As all this suggests, Horace and Pete is primarily character drama. A cast of harmlessly eccentric people seem to frequent the bar, a la Cheers, and they slowly develop their own personalities, a familiar mix of boisterous, desperate, quiet, inquisitive, perceptive, lost and well, you get the idea.
They're the ones, for instance, who get to argue politics, a discussion that's striking partly because it references things that happened this week.
Similarly in a sports argument, Lange's Marcia scoffs at the showboating of Carolina Panthers quarterback Cam Newton - meaning that scene was also shot in the last few days.
That gives the characters, like the show, an air of freshness. But there's also a longer story going on.
Seems the current Horace and Pete aren't doing such a great job running the place, which is no surprise given Horace's preoccupation and the fact Pete needs expensive medication to prevent psychotic outbursts.
So Horace's sister Sylvia (Falco), who owns half the bar since their father died without a will, comes in with her lawyer to announce that their dereliction means she can take over the joint - and sell it.
Where this will go remains unresolved, making it quite likely we will see more Horace and Pete episodes, which raises the further question of whether fans will like it enough to pay, say, $25 for five episodes.
It works with boxing matches. Could it work with a series drama?
C.K. may have hinted at his own answer earlier this month when he was talking to TV writers about Baskets. While his comedy may appeal to a "tiny, tiny subset" of TV viewers, he said, "You can make some bucks on tiny."
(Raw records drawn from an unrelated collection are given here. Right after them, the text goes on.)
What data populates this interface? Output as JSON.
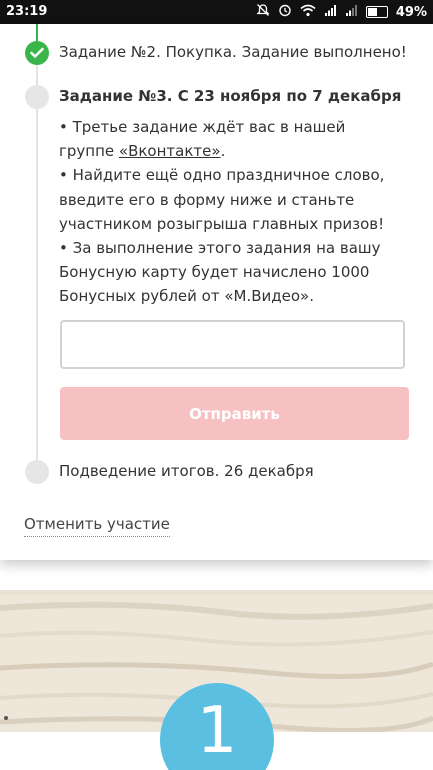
{
  "status_bar": {
    "time": "23:19",
    "battery_percent": "49%",
    "icons": [
      "mute-icon",
      "alarm-icon",
      "wifi-icon",
      "signal-icon",
      "signal-icon",
      "battery-icon"
    ]
  },
  "steps": {
    "step2": {
      "text": "Задание №2. Покупка. Задание выполнено!",
      "state": "done"
    },
    "step3": {
      "title": "Задание №3. С 23 ноября по 7 декабря",
      "line1_pre": "• Третье задание ждёт вас в нашей группе",
      "vk_link": "«Вконтакте»",
      "line1_post": ".",
      "line2": "• Найдите ещё одно праздничное слово, введите его в форму ниже и станьте участником розыгрыша главных призов!",
      "line3": "• За выполнение этого задания на вашу Бонусную карту будет начислено 1000 Бонусных рублей от «М.Видео».",
      "input_value": "",
      "input_placeholder": "",
      "submit_label": "Отправить"
    },
    "step4": {
      "text": "Подведение итогов. 26 декабря"
    }
  },
  "cancel_label": "Отменить участие",
  "badge_number": "1",
  "colors": {
    "done_green": "#3ab54a",
    "submit_disabled": "#f7c1c3",
    "badge_blue": "#5bbfe2",
    "timeline_grey": "#e6e6e6"
  }
}
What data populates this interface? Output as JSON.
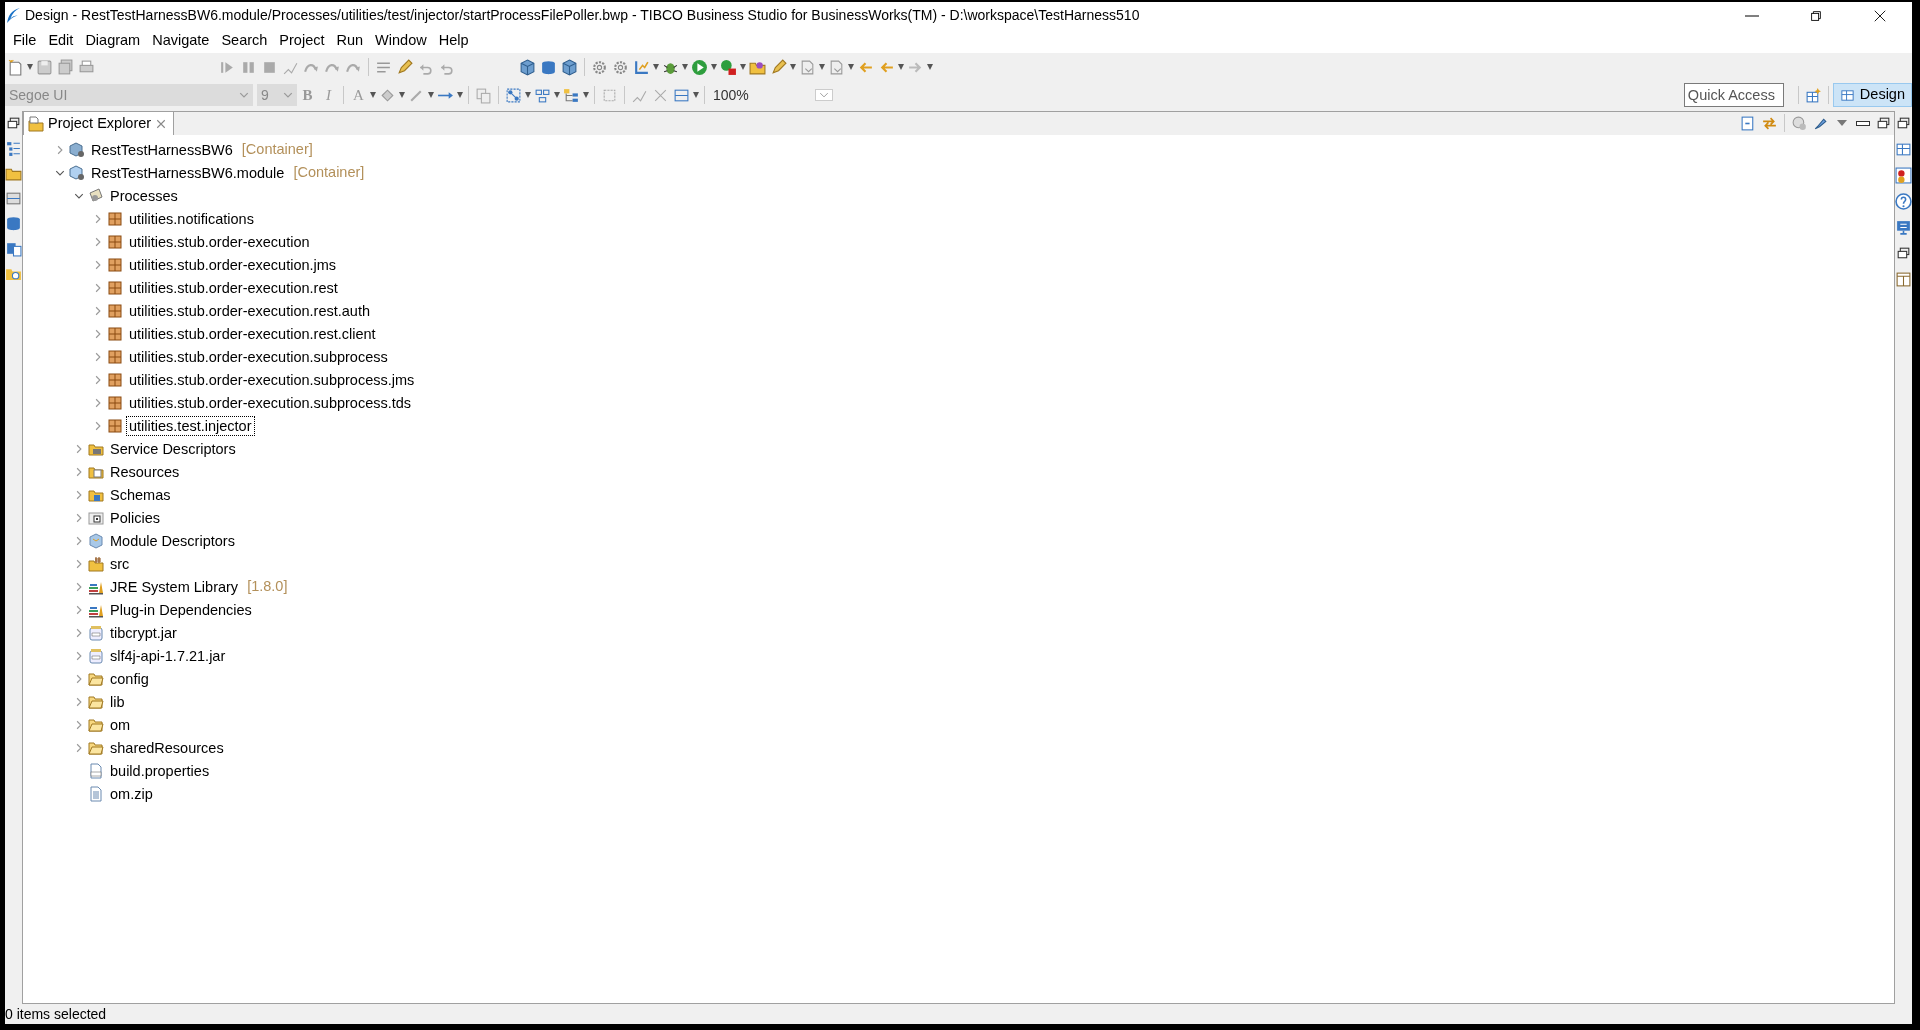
{
  "window": {
    "title": "Design - RestTestHarnessBW6.module/Processes/utilities/test/injector/startProcessFilePoller.bwp - TIBCO Business Studio for BusinessWorks(TM) - D:\\workspace\\TestHarness510"
  },
  "menu": [
    "File",
    "Edit",
    "Diagram",
    "Navigate",
    "Search",
    "Project",
    "Run",
    "Window",
    "Help"
  ],
  "format_toolbar": {
    "font": "Segoe UI",
    "size": "9",
    "zoom": "100%",
    "bold": "B",
    "italic": "I",
    "font_color": "A"
  },
  "quick_access": {
    "placeholder": "Quick Access"
  },
  "perspective": {
    "label": "Design",
    "selected": true
  },
  "view": {
    "title": "Project Explorer"
  },
  "tree": [
    {
      "label": "RestTestHarnessBW6",
      "suffix": "[Container]",
      "kind": "project",
      "expanded": false,
      "selected": false
    },
    {
      "label": "RestTestHarnessBW6.module",
      "suffix": "[Container]",
      "kind": "module",
      "expanded": true,
      "selected": false,
      "children": [
        {
          "label": "Processes",
          "kind": "processes",
          "expanded": true,
          "selected": false,
          "children": [
            {
              "label": "utilities.notifications",
              "kind": "package",
              "expanded": false,
              "selected": false
            },
            {
              "label": "utilities.stub.order-execution",
              "kind": "package",
              "expanded": false,
              "selected": false
            },
            {
              "label": "utilities.stub.order-execution.jms",
              "kind": "package",
              "expanded": false,
              "selected": false
            },
            {
              "label": "utilities.stub.order-execution.rest",
              "kind": "package",
              "expanded": false,
              "selected": false
            },
            {
              "label": "utilities.stub.order-execution.rest.auth",
              "kind": "package",
              "expanded": false,
              "selected": false
            },
            {
              "label": "utilities.stub.order-execution.rest.client",
              "kind": "package",
              "expanded": false,
              "selected": false
            },
            {
              "label": "utilities.stub.order-execution.subprocess",
              "kind": "package",
              "expanded": false,
              "selected": false
            },
            {
              "label": "utilities.stub.order-execution.subprocess.jms",
              "kind": "package",
              "expanded": false,
              "selected": false
            },
            {
              "label": "utilities.stub.order-execution.subprocess.tds",
              "kind": "package",
              "expanded": false,
              "selected": false
            },
            {
              "label": "utilities.test.injector",
              "kind": "package",
              "expanded": false,
              "selected": true
            }
          ]
        },
        {
          "label": "Service Descriptors",
          "kind": "service",
          "expanded": false,
          "selected": false
        },
        {
          "label": "Resources",
          "kind": "resources",
          "expanded": false,
          "selected": false
        },
        {
          "label": "Schemas",
          "kind": "schemas",
          "expanded": false,
          "selected": false
        },
        {
          "label": "Policies",
          "kind": "policies",
          "expanded": false,
          "selected": false
        },
        {
          "label": "Module Descriptors",
          "kind": "descriptors",
          "expanded": false,
          "selected": false
        },
        {
          "label": "src",
          "kind": "src",
          "expanded": false,
          "selected": false
        },
        {
          "label": "JRE System Library",
          "suffix": "[1.8.0]",
          "kind": "library",
          "expanded": false,
          "selected": false
        },
        {
          "label": "Plug-in Dependencies",
          "kind": "library",
          "expanded": false,
          "selected": false
        },
        {
          "label": "tibcrypt.jar",
          "kind": "jar",
          "expanded": false,
          "selected": false
        },
        {
          "label": "slf4j-api-1.7.21.jar",
          "kind": "jar",
          "expanded": false,
          "selected": false
        },
        {
          "label": "config",
          "kind": "folder",
          "expanded": false,
          "selected": false
        },
        {
          "label": "lib",
          "kind": "folder",
          "expanded": false,
          "selected": false
        },
        {
          "label": "om",
          "kind": "folder",
          "expanded": false,
          "selected": false
        },
        {
          "label": "sharedResources",
          "kind": "folder",
          "expanded": false,
          "selected": false
        },
        {
          "label": "build.properties",
          "kind": "properties",
          "selected": false
        },
        {
          "label": "om.zip",
          "kind": "file",
          "selected": false
        }
      ]
    }
  ],
  "status_bar": "0 items selected"
}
At the same session, he said "I don't know" several times when asked if he's going to write any more seasons of Louie. It's now clear that for the moment he had already turned his attention to the free-standing Horace and Pete.
It may not be the wave of the future. It's one that C.K. fans will want to ride.